Loved this movie. It is a straight forward documentary about one of the greatest jazz musicians of all time. The story takes us from birth to his very untimely death of cancer at the age of only 40. In the course of this brief life he took jazz in new directions and played with and inspired and was inspired by the best including Dizzy Gillespie, Miles Davis and Thelonius Monk. Using old film footage and a great sound track the story is enhanced with interviews with Sonny Rollins, Wynton Marsalis, Bill Clinton and Carlos Santana among others. They gave a great perspective. Not much to be said about the movie. As one of the interviewers said when asked to describe the music “words fail me you just have to listen.” If you like jazz and like Coltrane this is a must see.

Black Code, Director — Nicholas de Pencier

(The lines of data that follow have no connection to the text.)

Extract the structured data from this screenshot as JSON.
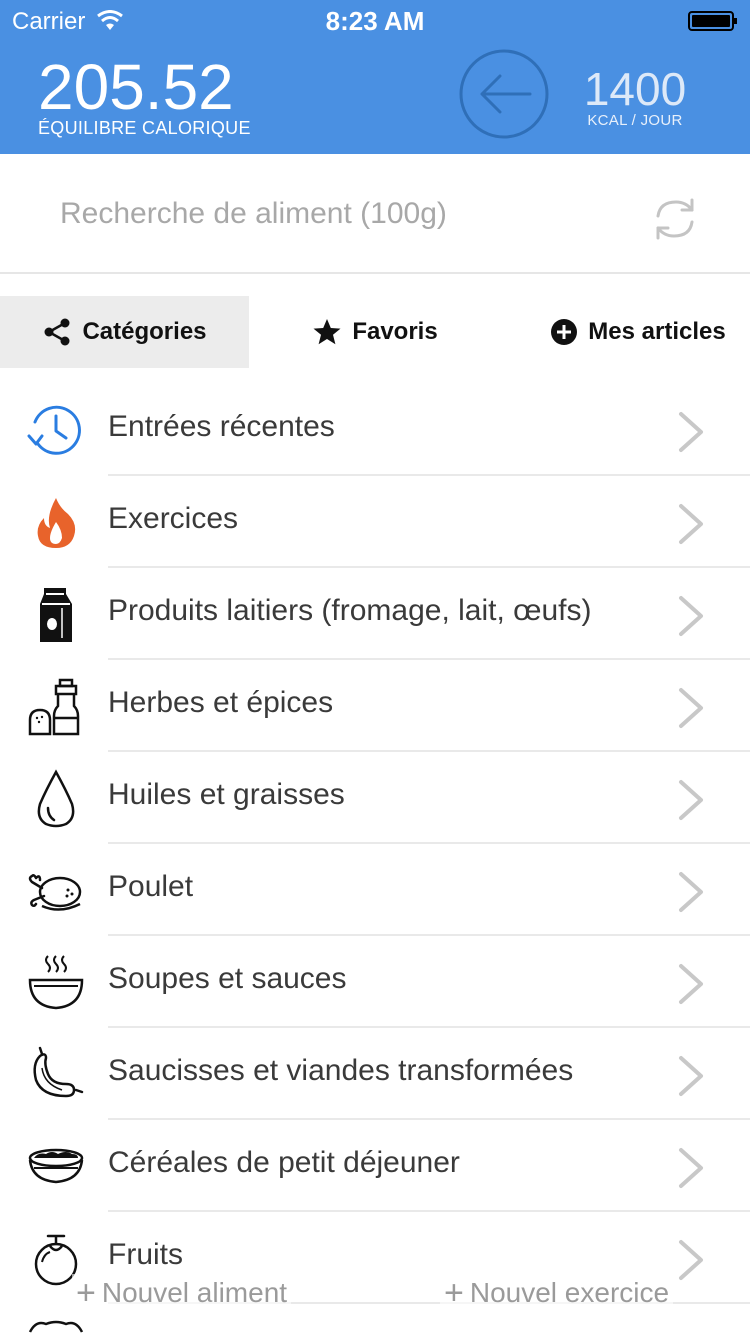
{
  "status_bar": {
    "carrier": "Carrier",
    "time": "8:23 AM"
  },
  "summary": {
    "balance_value": "205.52",
    "balance_label": "ÉQUILIBRE CALORIQUE",
    "target_value": "1400",
    "target_label": "KCAL / JOUR"
  },
  "search": {
    "placeholder": "Recherche de aliment (100g)"
  },
  "tabs": [
    {
      "label": "Catégories",
      "icon": "share-icon",
      "active": true
    },
    {
      "label": "Favoris",
      "icon": "star-icon",
      "active": false
    },
    {
      "label": "Mes articles",
      "icon": "plus-circle-icon",
      "active": false
    }
  ],
  "categories": [
    {
      "label": "Entrées récentes",
      "icon": "clock-history-icon"
    },
    {
      "label": "Exercices",
      "icon": "flame-icon"
    },
    {
      "label": "Produits laitiers (fromage, lait, œufs)",
      "icon": "milk-carton-icon"
    },
    {
      "label": "Herbes et épices",
      "icon": "spice-shaker-icon"
    },
    {
      "label": "Huiles et graisses",
      "icon": "oil-drop-icon"
    },
    {
      "label": "Poulet",
      "icon": "roast-chicken-icon"
    },
    {
      "label": "Soupes et sauces",
      "icon": "soup-bowl-icon"
    },
    {
      "label": "Saucisses et viandes transformées",
      "icon": "sausage-icon"
    },
    {
      "label": "Céréales de petit déjeuner",
      "icon": "cereal-bowl-icon"
    },
    {
      "label": "Fruits",
      "icon": "fruit-icon"
    }
  ],
  "bottom_actions": {
    "new_food": "Nouvel aliment",
    "new_exercise": "Nouvel exercice"
  },
  "colors": {
    "header": "#4a90e2",
    "flame": "#e8632b",
    "recent": "#2a7de1"
  }
}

Black Code is a Canadian documentary about the Internet and mass surveillance. The film makes it clear that it is not all bad but it is definitely not all good either. The Internet and access through multiple devices including phones, tablets and PC’s has changed how much we know about what is happening in the world. The film takes images from exiled Tibetans and riots and protests in Brazil. Police brutality and spreading the truth about oppression in Tibet are quickly available around the world. At the same time however, those who want to hide from their crimes: police and oppressive regimes, use the same technology to find and arrest or do much worse to the protesters. The spread of this kind of surveillance has of course spread to the whole world as revealed by Edward Snowden and Julian Assange. The film being Canadian focuses on Ron Deibert the director of the Citizen Lab at the University of Toronto’s Munk School of Global Affairs. This small group of hacktivists has been responsible for monitoring the use and abuse of the Internet. I liked the movie very much and learned a great deal. When I compare it to Werner Herzog’s empty and pointless Lo and Behold there is nothing to say. This film is just far far superior, far far more intelligent, far far more insightful, just far far better. There – got another dig in at one of the world’s most overrated directors. So if you want to learn about the Internet and its impact on society see this good Canadian Doc when it is released later this year.